Betty Onuwa Agbons
Typhoid fever remains a major health problem in developing countries: According to the World Health Organisation, there are 21 Million cases worldwide and 222,000 typhoid-related deaths occurring annually . Mobile monitoring systems have been proposed for observing patient’s physiological signals; these hardware and software solutions are broadly categorised as Healthcare Sensor Networks (HSNs). Since no two patients are alike with regards to biometric parameters and access to healthcare professionals can be difficult because of geography or scarcity of resources, monitoring must be observed in situ. Various serological and culture diagnostic tests for enteric fever exist, including the Widal test , TUBEX , ELISA  and the Gold Standard Blood Culture test . The limitations of these existing conventional tests include lack of speed, sensitivity, and specificity, ambiguity in the classification of symptoms, diagnosis by inexperienced healthcare workers and the fact that they are predominantly clinic-based tests. Critical to typhoid care is outpatient support after the completion of courses of antibiotics, and the two to three-week reoccurrence period is crucial in aftercare. Our research is designed for patients during this period. In this paper, we propose a mobile-based monitoring methodology, which uses vital signs monitoring apparatus, which is configured to recognise the characteristics of typhoid recurrence.
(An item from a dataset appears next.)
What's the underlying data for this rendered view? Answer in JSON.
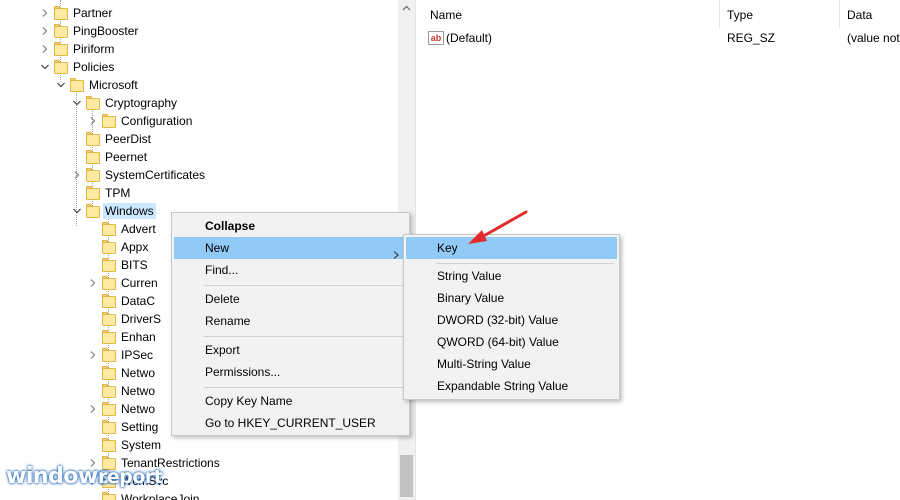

Key to our design is the implementation of sensors for body temperature monitoring and physiological testing through galvanic skin response (GSR), electrocardiographic testing (ECG) and electromyography (EMG). The paper introduces an invaluable tool for (i) software programmers and algorithm designers working with biometric HSNs and (ii) practitioners working in public health monitoring and disease prevention.
Click here to read the article, published in JMIR Publications.